Dr. Gregory Fulkerson and Dr. Fida Mohammad

After 9/11, Pakistan’s involvement in the War on Terrorism has significantly degraded its
security apparatuses, undermined civil society and, due to rampant corruption and
lawlessness, it has seen its economic institutions fall into shambles. In a situation where the
writ of state is so weak, opening another front, e.g., the War on Drugs, can only be
counterproductive. In this paper we will explore the difficulties encountered when various
countries are expected to fight the War on Drugs as part of the War on Terror. Even those
countries that may be considered as having a relatively high capacity in the form of a strong
state, such as the United States, still find that they cannot win this so-called “war.” Generally,
we view the problem of drugs as requiring a more sophisticated public health, demand-side
solution. In addition, we conclude that attempts to tie the War on Drugs to the War on Terror
should be halted, as this only distracts from the focus of treating drug users. In this paper we
will consider the problems on both the supply and demand sides of the drug problem, using a
comparative perspective that evaluates the state of the literature that is presently heavily

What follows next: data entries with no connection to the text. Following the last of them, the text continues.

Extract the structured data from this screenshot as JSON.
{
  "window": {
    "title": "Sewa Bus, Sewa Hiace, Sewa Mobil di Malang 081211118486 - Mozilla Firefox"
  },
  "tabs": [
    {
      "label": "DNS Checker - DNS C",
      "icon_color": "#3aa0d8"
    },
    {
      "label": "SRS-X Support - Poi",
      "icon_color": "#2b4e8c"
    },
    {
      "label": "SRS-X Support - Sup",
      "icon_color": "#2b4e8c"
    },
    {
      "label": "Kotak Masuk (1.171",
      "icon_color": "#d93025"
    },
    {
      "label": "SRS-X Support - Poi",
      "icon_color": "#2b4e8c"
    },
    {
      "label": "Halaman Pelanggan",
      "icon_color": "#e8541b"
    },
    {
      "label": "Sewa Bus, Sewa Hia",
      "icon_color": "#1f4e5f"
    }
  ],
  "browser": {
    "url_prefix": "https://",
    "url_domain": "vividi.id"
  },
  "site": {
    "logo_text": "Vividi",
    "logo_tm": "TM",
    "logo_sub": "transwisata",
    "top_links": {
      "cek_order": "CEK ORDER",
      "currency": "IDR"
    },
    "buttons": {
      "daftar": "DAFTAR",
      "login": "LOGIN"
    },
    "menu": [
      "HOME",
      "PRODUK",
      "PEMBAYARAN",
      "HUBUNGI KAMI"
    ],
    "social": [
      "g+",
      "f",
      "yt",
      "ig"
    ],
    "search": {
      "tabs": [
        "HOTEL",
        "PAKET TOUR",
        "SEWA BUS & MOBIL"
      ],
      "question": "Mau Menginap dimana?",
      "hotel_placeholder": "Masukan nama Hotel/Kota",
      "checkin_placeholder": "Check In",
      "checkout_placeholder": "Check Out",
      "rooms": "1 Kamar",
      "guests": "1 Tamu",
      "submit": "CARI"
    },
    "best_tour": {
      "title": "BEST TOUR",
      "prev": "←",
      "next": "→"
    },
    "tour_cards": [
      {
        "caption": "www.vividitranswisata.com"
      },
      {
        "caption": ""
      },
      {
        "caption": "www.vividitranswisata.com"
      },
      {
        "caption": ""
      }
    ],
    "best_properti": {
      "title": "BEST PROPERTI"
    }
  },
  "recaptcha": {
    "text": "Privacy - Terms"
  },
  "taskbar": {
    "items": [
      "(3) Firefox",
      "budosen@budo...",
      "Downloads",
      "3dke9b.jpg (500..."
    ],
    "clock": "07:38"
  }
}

focused on the U.S. only.

Keywords: War on Drugs; War on Terror; Supply Reduction; Demand Reduction